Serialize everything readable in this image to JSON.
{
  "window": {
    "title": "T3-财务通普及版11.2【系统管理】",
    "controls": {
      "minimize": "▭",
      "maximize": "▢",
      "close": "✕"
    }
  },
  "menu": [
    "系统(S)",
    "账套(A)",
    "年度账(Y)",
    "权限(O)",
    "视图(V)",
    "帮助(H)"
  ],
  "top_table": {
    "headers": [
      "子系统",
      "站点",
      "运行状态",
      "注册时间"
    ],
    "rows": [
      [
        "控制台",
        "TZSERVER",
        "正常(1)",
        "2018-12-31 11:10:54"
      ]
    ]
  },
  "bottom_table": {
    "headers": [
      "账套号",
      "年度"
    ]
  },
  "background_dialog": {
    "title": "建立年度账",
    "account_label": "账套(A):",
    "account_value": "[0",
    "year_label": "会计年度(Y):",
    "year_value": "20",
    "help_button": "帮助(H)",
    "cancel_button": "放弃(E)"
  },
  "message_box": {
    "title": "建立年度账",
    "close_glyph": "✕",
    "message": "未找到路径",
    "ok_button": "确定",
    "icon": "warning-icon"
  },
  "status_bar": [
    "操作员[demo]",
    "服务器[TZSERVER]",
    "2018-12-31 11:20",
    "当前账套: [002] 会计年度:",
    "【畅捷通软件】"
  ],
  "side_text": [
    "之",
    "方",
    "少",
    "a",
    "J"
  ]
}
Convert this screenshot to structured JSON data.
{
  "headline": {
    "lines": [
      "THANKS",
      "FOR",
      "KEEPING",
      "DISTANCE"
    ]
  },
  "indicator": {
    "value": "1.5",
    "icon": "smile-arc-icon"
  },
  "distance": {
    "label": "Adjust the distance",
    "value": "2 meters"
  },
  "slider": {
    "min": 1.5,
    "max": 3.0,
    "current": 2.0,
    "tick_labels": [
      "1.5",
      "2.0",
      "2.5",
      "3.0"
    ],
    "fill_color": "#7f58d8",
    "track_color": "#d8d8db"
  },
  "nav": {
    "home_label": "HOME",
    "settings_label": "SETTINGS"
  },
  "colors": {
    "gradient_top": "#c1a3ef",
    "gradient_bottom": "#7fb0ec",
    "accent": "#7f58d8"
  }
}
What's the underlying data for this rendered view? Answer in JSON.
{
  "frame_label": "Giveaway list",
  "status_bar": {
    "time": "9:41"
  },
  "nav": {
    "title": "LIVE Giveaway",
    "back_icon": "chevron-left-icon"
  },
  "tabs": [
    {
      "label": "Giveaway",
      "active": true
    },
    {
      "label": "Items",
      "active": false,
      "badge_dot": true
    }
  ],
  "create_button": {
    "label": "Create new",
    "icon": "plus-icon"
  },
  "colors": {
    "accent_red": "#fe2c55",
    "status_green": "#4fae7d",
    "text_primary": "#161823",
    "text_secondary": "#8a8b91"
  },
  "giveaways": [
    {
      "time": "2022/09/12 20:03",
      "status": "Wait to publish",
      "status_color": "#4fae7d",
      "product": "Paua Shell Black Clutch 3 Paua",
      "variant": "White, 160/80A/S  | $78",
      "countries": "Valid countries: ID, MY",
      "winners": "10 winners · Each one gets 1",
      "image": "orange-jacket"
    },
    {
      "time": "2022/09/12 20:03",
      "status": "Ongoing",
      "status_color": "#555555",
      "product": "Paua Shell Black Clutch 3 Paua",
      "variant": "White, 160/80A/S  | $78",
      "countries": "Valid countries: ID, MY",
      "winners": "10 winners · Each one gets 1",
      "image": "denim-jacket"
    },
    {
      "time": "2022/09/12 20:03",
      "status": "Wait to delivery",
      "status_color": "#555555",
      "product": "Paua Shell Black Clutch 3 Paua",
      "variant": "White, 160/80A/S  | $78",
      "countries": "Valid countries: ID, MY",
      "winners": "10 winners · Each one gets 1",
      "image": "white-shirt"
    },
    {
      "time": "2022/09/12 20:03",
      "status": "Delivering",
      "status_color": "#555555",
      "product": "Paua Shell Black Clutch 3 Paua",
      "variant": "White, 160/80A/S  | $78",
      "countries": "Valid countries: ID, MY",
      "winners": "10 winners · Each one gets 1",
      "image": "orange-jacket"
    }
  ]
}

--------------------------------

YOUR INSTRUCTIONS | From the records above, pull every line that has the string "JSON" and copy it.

THE COMPLETED TASK |
Serialize everything readable in this image to JSON.
Convert this screenshot to structured JSON data.
What's the underlying data for this rendered view? Answer in JSON.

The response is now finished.